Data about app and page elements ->
Segment Open
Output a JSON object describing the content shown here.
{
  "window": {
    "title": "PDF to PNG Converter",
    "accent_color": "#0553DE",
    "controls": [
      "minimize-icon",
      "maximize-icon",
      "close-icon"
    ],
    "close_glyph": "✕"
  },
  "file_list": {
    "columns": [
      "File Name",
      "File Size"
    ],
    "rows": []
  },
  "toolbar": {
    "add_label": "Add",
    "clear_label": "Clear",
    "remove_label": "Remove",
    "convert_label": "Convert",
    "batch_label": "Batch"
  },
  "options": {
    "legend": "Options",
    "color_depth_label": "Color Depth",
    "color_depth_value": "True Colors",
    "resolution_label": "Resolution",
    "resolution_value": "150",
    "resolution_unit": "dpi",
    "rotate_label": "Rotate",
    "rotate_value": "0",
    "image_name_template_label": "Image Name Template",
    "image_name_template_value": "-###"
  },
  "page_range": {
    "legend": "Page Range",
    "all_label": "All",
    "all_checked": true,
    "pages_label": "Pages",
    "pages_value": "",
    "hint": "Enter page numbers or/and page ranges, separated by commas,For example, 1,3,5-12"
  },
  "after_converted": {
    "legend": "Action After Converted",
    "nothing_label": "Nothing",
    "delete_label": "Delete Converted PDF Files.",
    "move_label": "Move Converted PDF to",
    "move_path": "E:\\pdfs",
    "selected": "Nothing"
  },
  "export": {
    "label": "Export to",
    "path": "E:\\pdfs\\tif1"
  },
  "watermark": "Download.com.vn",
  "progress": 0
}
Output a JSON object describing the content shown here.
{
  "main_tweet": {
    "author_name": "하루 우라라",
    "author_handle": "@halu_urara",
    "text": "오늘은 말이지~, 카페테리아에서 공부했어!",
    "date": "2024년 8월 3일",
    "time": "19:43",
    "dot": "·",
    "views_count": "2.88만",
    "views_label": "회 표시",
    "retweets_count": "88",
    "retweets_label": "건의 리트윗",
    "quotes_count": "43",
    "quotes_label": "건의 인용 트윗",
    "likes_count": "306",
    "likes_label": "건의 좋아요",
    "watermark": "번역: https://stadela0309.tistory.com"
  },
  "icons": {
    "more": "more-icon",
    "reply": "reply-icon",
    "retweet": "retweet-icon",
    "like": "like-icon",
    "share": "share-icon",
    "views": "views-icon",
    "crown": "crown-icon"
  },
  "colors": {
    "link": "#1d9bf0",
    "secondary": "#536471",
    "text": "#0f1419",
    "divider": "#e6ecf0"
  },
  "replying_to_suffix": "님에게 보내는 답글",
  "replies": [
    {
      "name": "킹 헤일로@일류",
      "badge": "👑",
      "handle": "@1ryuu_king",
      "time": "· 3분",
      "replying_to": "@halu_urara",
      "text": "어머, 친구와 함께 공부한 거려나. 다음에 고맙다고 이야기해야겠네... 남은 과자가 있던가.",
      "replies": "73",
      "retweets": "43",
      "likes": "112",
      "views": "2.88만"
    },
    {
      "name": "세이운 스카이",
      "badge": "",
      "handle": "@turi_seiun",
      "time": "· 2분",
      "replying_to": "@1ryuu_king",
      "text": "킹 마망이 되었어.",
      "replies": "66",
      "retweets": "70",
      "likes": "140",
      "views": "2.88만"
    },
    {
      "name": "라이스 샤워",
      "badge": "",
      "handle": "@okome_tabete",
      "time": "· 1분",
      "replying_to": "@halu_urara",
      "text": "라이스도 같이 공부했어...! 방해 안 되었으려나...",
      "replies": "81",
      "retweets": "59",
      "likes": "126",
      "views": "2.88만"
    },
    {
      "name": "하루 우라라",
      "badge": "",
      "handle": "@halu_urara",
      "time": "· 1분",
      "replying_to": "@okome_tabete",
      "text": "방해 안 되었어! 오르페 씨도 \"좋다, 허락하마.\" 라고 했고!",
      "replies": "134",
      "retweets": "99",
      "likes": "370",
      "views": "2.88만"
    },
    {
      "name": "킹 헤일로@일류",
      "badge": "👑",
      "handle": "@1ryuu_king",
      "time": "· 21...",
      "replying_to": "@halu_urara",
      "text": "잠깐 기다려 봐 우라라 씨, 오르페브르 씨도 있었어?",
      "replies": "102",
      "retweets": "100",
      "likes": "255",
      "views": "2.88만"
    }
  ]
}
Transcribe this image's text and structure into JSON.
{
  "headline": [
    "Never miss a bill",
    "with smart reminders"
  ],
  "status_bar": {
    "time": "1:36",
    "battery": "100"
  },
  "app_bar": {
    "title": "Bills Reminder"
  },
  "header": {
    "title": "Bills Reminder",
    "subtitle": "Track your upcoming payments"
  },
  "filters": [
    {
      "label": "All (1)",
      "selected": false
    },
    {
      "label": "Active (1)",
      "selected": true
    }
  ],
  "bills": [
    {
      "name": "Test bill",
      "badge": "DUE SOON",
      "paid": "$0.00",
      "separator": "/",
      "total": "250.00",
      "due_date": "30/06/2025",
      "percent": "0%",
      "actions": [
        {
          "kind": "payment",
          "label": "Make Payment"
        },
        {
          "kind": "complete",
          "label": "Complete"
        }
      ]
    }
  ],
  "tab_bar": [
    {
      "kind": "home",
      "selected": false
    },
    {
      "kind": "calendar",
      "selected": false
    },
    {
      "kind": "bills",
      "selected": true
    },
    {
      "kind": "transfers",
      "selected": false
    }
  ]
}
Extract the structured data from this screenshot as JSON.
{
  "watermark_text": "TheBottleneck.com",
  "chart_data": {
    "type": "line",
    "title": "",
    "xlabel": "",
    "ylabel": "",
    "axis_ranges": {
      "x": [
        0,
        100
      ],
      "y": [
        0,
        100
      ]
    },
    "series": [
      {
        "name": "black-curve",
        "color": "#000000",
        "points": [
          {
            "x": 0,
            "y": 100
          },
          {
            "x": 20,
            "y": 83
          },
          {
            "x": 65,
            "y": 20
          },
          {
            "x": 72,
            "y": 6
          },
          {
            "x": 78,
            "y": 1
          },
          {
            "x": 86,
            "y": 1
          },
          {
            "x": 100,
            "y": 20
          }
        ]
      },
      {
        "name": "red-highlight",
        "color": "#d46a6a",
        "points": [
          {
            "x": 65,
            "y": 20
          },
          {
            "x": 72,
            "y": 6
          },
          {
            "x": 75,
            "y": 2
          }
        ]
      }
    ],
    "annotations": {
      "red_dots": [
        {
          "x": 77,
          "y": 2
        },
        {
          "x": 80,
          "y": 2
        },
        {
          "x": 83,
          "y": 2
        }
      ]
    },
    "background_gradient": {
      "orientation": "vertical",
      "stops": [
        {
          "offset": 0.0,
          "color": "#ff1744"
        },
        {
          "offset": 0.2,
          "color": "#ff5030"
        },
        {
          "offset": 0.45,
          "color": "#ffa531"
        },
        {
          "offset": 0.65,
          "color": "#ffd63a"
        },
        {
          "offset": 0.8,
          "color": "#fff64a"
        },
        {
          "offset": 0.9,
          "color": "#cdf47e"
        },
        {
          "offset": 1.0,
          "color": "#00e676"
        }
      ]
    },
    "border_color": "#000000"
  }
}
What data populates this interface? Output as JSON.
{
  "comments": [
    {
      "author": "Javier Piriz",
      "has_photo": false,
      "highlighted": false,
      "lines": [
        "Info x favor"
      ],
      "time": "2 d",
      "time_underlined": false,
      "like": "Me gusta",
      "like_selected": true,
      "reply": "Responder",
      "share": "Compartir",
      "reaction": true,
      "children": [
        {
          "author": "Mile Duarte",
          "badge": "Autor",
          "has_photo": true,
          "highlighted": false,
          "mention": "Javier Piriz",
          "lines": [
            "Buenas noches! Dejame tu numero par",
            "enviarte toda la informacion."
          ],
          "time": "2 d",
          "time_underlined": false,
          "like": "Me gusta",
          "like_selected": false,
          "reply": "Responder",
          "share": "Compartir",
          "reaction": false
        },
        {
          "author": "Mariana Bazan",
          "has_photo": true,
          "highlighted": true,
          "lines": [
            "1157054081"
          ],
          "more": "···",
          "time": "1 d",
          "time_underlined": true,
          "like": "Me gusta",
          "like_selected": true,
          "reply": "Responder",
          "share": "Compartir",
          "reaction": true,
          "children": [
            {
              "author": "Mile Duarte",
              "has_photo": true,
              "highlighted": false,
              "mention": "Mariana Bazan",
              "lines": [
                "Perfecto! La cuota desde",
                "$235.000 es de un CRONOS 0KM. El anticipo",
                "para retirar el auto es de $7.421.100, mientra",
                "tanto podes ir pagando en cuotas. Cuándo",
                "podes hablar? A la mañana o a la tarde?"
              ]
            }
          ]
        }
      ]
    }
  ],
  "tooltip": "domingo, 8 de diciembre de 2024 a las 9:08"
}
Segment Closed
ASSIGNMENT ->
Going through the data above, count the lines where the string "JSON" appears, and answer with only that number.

RESPONSE TO THE TASK ->
5